● Exercise description
The answer must be a single number, namely how many lines in the entries below contain the string "title".

● Data for analysis
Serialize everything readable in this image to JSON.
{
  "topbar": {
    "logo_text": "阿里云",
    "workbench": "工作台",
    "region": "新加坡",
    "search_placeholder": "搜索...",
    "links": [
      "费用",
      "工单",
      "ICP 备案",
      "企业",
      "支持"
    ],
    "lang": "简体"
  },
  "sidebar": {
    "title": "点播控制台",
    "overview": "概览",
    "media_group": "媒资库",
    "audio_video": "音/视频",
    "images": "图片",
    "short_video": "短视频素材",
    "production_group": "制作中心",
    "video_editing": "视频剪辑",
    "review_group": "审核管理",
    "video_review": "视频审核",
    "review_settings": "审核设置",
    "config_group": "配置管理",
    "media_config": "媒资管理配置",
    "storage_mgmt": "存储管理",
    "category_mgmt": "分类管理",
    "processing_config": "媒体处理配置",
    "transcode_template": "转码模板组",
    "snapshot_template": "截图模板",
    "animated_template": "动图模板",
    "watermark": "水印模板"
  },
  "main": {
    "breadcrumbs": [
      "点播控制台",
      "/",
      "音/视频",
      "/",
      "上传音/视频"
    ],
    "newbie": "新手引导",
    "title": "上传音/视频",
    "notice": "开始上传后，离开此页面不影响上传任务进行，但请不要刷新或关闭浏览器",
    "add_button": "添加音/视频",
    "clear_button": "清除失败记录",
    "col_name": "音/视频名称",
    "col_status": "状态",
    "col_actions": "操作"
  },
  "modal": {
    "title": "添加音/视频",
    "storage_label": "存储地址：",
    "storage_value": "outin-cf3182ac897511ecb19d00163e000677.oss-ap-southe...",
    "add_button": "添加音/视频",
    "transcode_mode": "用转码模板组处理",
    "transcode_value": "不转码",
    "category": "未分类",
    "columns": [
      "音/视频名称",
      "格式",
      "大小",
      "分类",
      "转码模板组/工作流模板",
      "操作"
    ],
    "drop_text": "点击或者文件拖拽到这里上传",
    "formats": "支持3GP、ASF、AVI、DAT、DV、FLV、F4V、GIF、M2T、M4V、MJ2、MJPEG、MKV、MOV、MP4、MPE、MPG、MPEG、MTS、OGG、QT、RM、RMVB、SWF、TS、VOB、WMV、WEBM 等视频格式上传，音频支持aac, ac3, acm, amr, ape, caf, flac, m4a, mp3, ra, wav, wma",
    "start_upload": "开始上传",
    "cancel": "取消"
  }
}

● Written solution
3